Virtually all the guys in the locker room are very down to earth, fun people who have just finished their stressful seasons. The air is one of vacation, light competition rather than political championship pressures, and rousing amongst guys that do what they love for a living. Also, with very little English spoken outside of our ranks, it was a much tighter group then last year. Kristensen, Ekstrom and I even got in a snowball fight on the Great Wall! I’m sure we’re not the first…
Did you think that the variety of cars and competitions you have been involved with in the past (drifting, time attack, rallying) gave you an advantage over the other drivers?
If I could muster anything in my past that would be considered anything close to an “advantage” over these world-class drivers it would have to be the variety of things I’ve competed in. My favourite thing to do is learn a new car and a new track as quickly as possible, so that attitude definitely helps in the ROC format.
Would you like to compete again in 2010 Race of Champions?
AAAbsolutely! I’d also like to bring out the Rockstar Scion for a drift demo.
What would be the one memory that will always say Race of Champions 2009 to you?
On the final night in Beijing several of the drivers got together to “turn over” Mattias Ekstrom’s hotel room–as a little congratulations. The couch made its way into the shower, the tv and desk found themselves it the hallway and the bed was turned upside down. His girlfriend didn’t appreciate it but we had a blast.
What would you say was the best element of the Race of Champions and the worst?
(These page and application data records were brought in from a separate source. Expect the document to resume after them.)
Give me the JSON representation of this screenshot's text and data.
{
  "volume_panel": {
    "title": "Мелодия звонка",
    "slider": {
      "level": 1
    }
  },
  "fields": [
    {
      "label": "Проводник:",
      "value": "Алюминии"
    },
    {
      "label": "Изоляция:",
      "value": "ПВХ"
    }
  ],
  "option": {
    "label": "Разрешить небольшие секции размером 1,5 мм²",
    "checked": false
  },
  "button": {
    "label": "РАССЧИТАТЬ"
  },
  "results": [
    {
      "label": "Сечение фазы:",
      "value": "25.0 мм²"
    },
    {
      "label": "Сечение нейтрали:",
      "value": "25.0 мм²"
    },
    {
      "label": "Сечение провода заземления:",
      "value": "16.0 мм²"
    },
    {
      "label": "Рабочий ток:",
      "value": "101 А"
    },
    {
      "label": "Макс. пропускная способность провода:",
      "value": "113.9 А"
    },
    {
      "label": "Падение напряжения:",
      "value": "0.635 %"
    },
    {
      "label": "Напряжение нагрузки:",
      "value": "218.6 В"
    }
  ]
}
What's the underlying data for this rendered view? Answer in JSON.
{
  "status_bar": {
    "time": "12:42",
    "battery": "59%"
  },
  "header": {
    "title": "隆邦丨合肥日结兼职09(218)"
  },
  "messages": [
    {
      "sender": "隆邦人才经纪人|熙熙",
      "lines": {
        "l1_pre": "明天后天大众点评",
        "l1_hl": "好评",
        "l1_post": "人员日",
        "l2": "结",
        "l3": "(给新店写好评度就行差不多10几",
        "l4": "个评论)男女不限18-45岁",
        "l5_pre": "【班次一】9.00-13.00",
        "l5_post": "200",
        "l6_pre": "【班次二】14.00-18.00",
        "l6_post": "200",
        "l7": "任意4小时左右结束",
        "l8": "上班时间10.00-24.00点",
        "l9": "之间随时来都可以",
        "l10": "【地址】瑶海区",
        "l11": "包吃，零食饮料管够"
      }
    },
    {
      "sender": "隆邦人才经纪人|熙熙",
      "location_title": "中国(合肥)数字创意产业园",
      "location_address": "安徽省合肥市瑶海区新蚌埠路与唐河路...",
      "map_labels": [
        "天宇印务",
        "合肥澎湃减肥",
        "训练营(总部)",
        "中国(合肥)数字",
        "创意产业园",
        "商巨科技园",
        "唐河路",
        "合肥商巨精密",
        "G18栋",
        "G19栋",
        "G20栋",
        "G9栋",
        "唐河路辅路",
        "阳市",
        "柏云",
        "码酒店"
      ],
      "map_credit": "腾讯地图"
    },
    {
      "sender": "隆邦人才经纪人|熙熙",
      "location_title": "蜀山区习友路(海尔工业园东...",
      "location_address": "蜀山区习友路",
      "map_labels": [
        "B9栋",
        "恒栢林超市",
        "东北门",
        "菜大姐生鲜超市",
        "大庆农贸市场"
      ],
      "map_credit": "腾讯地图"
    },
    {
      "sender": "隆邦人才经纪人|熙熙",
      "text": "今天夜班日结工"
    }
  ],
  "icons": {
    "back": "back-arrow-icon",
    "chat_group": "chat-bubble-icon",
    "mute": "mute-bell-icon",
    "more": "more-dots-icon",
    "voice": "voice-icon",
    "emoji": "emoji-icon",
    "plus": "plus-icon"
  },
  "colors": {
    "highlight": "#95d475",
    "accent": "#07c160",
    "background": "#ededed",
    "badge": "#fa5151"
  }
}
The best thing about ROC is the amazing array of drivers that is assembled for the event. To get F1 champs, WRC champs, DTM champs, etc. all in one place to duke it out is just awesome. The worst is the type of track you have to work with. It’s tight, all pavement and doesn’t give a lot of the drivers the room to exercise their skills to show who the best driver is on that day. The organizers do an amazing job of putting the show into the ultimate spectator venue, a stadium, but that inherently limits the speed and fun for the drivers.
Your USA team mate, Travis Pastrana, has a reputation as a bit of a joker, ant stories that you can tell us from Beijing?
I do have this reoccurring memory of Travis running around with his shirt torn off and a dirty panda hat strapped to his head… but no stories for these pages, sorry.
How would you describe your 2009 season?
In 2009 we took several podium spots in both rally and drift but overall it was a hard year for me. I worked for SOOO long to get Ford involved in the US rally scene and it finally paid off at X Games this year with the Rockstar Fiesta. We had an incredibly successful year for Ford and Rockstar at the X Games but I was disappointed not to get the opportunity to race that same Fiesta in the stage rallies after the X Games. In drifting we learned a tremendous amount about the Scion and even took an event win. We will come out swinging in 2010.
What can you tell us about the prospects for 2010?
I am continuing to work on Ford for the Rally-America season and for the X Games. I think we will continue on the success we had in 2009 but there will be other players involved now. I may also take a few more trips to Europe and experience some of the driving scene over there. I think the European Rallycross scene is very cool so I’m going to go check it out a bit.
In Formula Drift we will run a new and improved version of the NASCAR powered Scion TC for Rockstar and with the lessons learned I think we will be contenders for a 3rd Championship. On the TV front there are a lot of opportunities opening up. And let’s face it, all of this stuff is basically and excuse to have fun with other peoples' cars… so life is good!